What the exercise asks:
Skip the pictures and return every entry exactly as written.

Collected data entries:

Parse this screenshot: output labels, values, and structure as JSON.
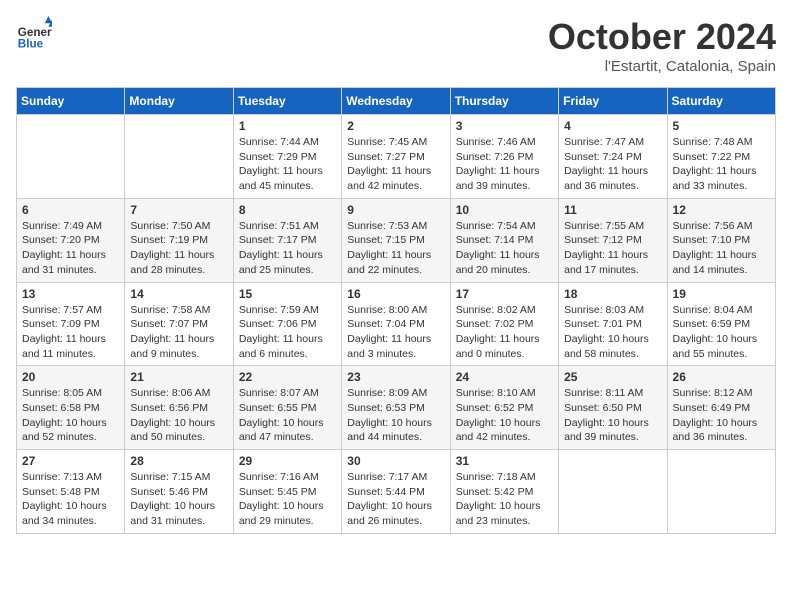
{
  "header": {
    "logo": {
      "general": "General",
      "blue": "Blue"
    },
    "title": "October 2024",
    "location": "l'Estartit, Catalonia, Spain"
  },
  "calendar": {
    "headers": [
      "Sunday",
      "Monday",
      "Tuesday",
      "Wednesday",
      "Thursday",
      "Friday",
      "Saturday"
    ],
    "rows": [
      [
        {
          "day": "",
          "info": ""
        },
        {
          "day": "",
          "info": ""
        },
        {
          "day": "1",
          "info": "Sunrise: 7:44 AM\nSunset: 7:29 PM\nDaylight: 11 hours and 45 minutes."
        },
        {
          "day": "2",
          "info": "Sunrise: 7:45 AM\nSunset: 7:27 PM\nDaylight: 11 hours and 42 minutes."
        },
        {
          "day": "3",
          "info": "Sunrise: 7:46 AM\nSunset: 7:26 PM\nDaylight: 11 hours and 39 minutes."
        },
        {
          "day": "4",
          "info": "Sunrise: 7:47 AM\nSunset: 7:24 PM\nDaylight: 11 hours and 36 minutes."
        },
        {
          "day": "5",
          "info": "Sunrise: 7:48 AM\nSunset: 7:22 PM\nDaylight: 11 hours and 33 minutes."
        }
      ],
      [
        {
          "day": "6",
          "info": "Sunrise: 7:49 AM\nSunset: 7:20 PM\nDaylight: 11 hours and 31 minutes."
        },
        {
          "day": "7",
          "info": "Sunrise: 7:50 AM\nSunset: 7:19 PM\nDaylight: 11 hours and 28 minutes."
        },
        {
          "day": "8",
          "info": "Sunrise: 7:51 AM\nSunset: 7:17 PM\nDaylight: 11 hours and 25 minutes."
        },
        {
          "day": "9",
          "info": "Sunrise: 7:53 AM\nSunset: 7:15 PM\nDaylight: 11 hours and 22 minutes."
        },
        {
          "day": "10",
          "info": "Sunrise: 7:54 AM\nSunset: 7:14 PM\nDaylight: 11 hours and 20 minutes."
        },
        {
          "day": "11",
          "info": "Sunrise: 7:55 AM\nSunset: 7:12 PM\nDaylight: 11 hours and 17 minutes."
        },
        {
          "day": "12",
          "info": "Sunrise: 7:56 AM\nSunset: 7:10 PM\nDaylight: 11 hours and 14 minutes."
        }
      ],
      [
        {
          "day": "13",
          "info": "Sunrise: 7:57 AM\nSunset: 7:09 PM\nDaylight: 11 hours and 11 minutes."
        },
        {
          "day": "14",
          "info": "Sunrise: 7:58 AM\nSunset: 7:07 PM\nDaylight: 11 hours and 9 minutes."
        },
        {
          "day": "15",
          "info": "Sunrise: 7:59 AM\nSunset: 7:06 PM\nDaylight: 11 hours and 6 minutes."
        },
        {
          "day": "16",
          "info": "Sunrise: 8:00 AM\nSunset: 7:04 PM\nDaylight: 11 hours and 3 minutes."
        },
        {
          "day": "17",
          "info": "Sunrise: 8:02 AM\nSunset: 7:02 PM\nDaylight: 11 hours and 0 minutes."
        },
        {
          "day": "18",
          "info": "Sunrise: 8:03 AM\nSunset: 7:01 PM\nDaylight: 10 hours and 58 minutes."
        },
        {
          "day": "19",
          "info": "Sunrise: 8:04 AM\nSunset: 6:59 PM\nDaylight: 10 hours and 55 minutes."
        }
      ],
      [
        {
          "day": "20",
          "info": "Sunrise: 8:05 AM\nSunset: 6:58 PM\nDaylight: 10 hours and 52 minutes."
        },
        {
          "day": "21",
          "info": "Sunrise: 8:06 AM\nSunset: 6:56 PM\nDaylight: 10 hours and 50 minutes."
        },
        {
          "day": "22",
          "info": "Sunrise: 8:07 AM\nSunset: 6:55 PM\nDaylight: 10 hours and 47 minutes."
        },
        {
          "day": "23",
          "info": "Sunrise: 8:09 AM\nSunset: 6:53 PM\nDaylight: 10 hours and 44 minutes."
        },
        {
          "day": "24",
          "info": "Sunrise: 8:10 AM\nSunset: 6:52 PM\nDaylight: 10 hours and 42 minutes."
        },
        {
          "day": "25",
          "info": "Sunrise: 8:11 AM\nSunset: 6:50 PM\nDaylight: 10 hours and 39 minutes."
        },
        {
          "day": "26",
          "info": "Sunrise: 8:12 AM\nSunset: 6:49 PM\nDaylight: 10 hours and 36 minutes."
        }
      ],
      [
        {
          "day": "27",
          "info": "Sunrise: 7:13 AM\nSunset: 5:48 PM\nDaylight: 10 hours and 34 minutes."
        },
        {
          "day": "28",
          "info": "Sunrise: 7:15 AM\nSunset: 5:46 PM\nDaylight: 10 hours and 31 minutes."
        },
        {
          "day": "29",
          "info": "Sunrise: 7:16 AM\nSunset: 5:45 PM\nDaylight: 10 hours and 29 minutes."
        },
        {
          "day": "30",
          "info": "Sunrise: 7:17 AM\nSunset: 5:44 PM\nDaylight: 10 hours and 26 minutes."
        },
        {
          "day": "31",
          "info": "Sunrise: 7:18 AM\nSunset: 5:42 PM\nDaylight: 10 hours and 23 minutes."
        },
        {
          "day": "",
          "info": ""
        },
        {
          "day": "",
          "info": ""
        }
      ]
    ]
  }
}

Solution to this exercise:
Parse this screenshot: output labels, values, and structure as JSON.
{
  "header": {
    "logo": {
      "general": "General",
      "blue": "Blue"
    },
    "title": "October 2024",
    "location": "l'Estartit, Catalonia, Spain"
  },
  "calendar": {
    "headers": [
      "Sunday",
      "Monday",
      "Tuesday",
      "Wednesday",
      "Thursday",
      "Friday",
      "Saturday"
    ],
    "rows": [
      [
        {
          "day": "",
          "info": ""
        },
        {
          "day": "",
          "info": ""
        },
        {
          "day": "1",
          "info": "Sunrise: 7:44 AM\nSunset: 7:29 PM\nDaylight: 11 hours and 45 minutes."
        },
        {
          "day": "2",
          "info": "Sunrise: 7:45 AM\nSunset: 7:27 PM\nDaylight: 11 hours and 42 minutes."
        },
        {
          "day": "3",
          "info": "Sunrise: 7:46 AM\nSunset: 7:26 PM\nDaylight: 11 hours and 39 minutes."
        },
        {
          "day": "4",
          "info": "Sunrise: 7:47 AM\nSunset: 7:24 PM\nDaylight: 11 hours and 36 minutes."
        },
        {
          "day": "5",
          "info": "Sunrise: 7:48 AM\nSunset: 7:22 PM\nDaylight: 11 hours and 33 minutes."
        }
      ],
      [
        {
          "day": "6",
          "info": "Sunrise: 7:49 AM\nSunset: 7:20 PM\nDaylight: 11 hours and 31 minutes."
        },
        {
          "day": "7",
          "info": "Sunrise: 7:50 AM\nSunset: 7:19 PM\nDaylight: 11 hours and 28 minutes."
        },
        {
          "day": "8",
          "info": "Sunrise: 7:51 AM\nSunset: 7:17 PM\nDaylight: 11 hours and 25 minutes."
        },
        {
          "day": "9",
          "info": "Sunrise: 7:53 AM\nSunset: 7:15 PM\nDaylight: 11 hours and 22 minutes."
        },
        {
          "day": "10",
          "info": "Sunrise: 7:54 AM\nSunset: 7:14 PM\nDaylight: 11 hours and 20 minutes."
        },
        {
          "day": "11",
          "info": "Sunrise: 7:55 AM\nSunset: 7:12 PM\nDaylight: 11 hours and 17 minutes."
        },
        {
          "day": "12",
          "info": "Sunrise: 7:56 AM\nSunset: 7:10 PM\nDaylight: 11 hours and 14 minutes."
        }
      ],
      [
        {
          "day": "13",
          "info": "Sunrise: 7:57 AM\nSunset: 7:09 PM\nDaylight: 11 hours and 11 minutes."
        },
        {
          "day": "14",
          "info": "Sunrise: 7:58 AM\nSunset: 7:07 PM\nDaylight: 11 hours and 9 minutes."
        },
        {
          "day": "15",
          "info": "Sunrise: 7:59 AM\nSunset: 7:06 PM\nDaylight: 11 hours and 6 minutes."
        },
        {
          "day": "16",
          "info": "Sunrise: 8:00 AM\nSunset: 7:04 PM\nDaylight: 11 hours and 3 minutes."
        },
        {
          "day": "17",
          "info": "Sunrise: 8:02 AM\nSunset: 7:02 PM\nDaylight: 11 hours and 0 minutes."
        },
        {
          "day": "18",
          "info": "Sunrise: 8:03 AM\nSunset: 7:01 PM\nDaylight: 10 hours and 58 minutes."
        },
        {
          "day": "19",
          "info": "Sunrise: 8:04 AM\nSunset: 6:59 PM\nDaylight: 10 hours and 55 minutes."
        }
      ],
      [
        {
          "day": "20",
          "info": "Sunrise: 8:05 AM\nSunset: 6:58 PM\nDaylight: 10 hours and 52 minutes."
        },
        {
          "day": "21",
          "info": "Sunrise: 8:06 AM\nSunset: 6:56 PM\nDaylight: 10 hours and 50 minutes."
        },
        {
          "day": "22",
          "info": "Sunrise: 8:07 AM\nSunset: 6:55 PM\nDaylight: 10 hours and 47 minutes."
        },
        {
          "day": "23",
          "info": "Sunrise: 8:09 AM\nSunset: 6:53 PM\nDaylight: 10 hours and 44 minutes."
        },
        {
          "day": "24",
          "info": "Sunrise: 8:10 AM\nSunset: 6:52 PM\nDaylight: 10 hours and 42 minutes."
        },
        {
          "day": "25",
          "info": "Sunrise: 8:11 AM\nSunset: 6:50 PM\nDaylight: 10 hours and 39 minutes."
        },
        {
          "day": "26",
          "info": "Sunrise: 8:12 AM\nSunset: 6:49 PM\nDaylight: 10 hours and 36 minutes."
        }
      ],
      [
        {
          "day": "27",
          "info": "Sunrise: 7:13 AM\nSunset: 5:48 PM\nDaylight: 10 hours and 34 minutes."
        },
        {
          "day": "28",
          "info": "Sunrise: 7:15 AM\nSunset: 5:46 PM\nDaylight: 10 hours and 31 minutes."
        },
        {
          "day": "29",
          "info": "Sunrise: 7:16 AM\nSunset: 5:45 PM\nDaylight: 10 hours and 29 minutes."
        },
        {
          "day": "30",
          "info": "Sunrise: 7:17 AM\nSunset: 5:44 PM\nDaylight: 10 hours and 26 minutes."
        },
        {
          "day": "31",
          "info": "Sunrise: 7:18 AM\nSunset: 5:42 PM\nDaylight: 10 hours and 23 minutes."
        },
        {
          "day": "",
          "info": ""
        },
        {
          "day": "",
          "info": ""
        }
      ]
    ]
  }
}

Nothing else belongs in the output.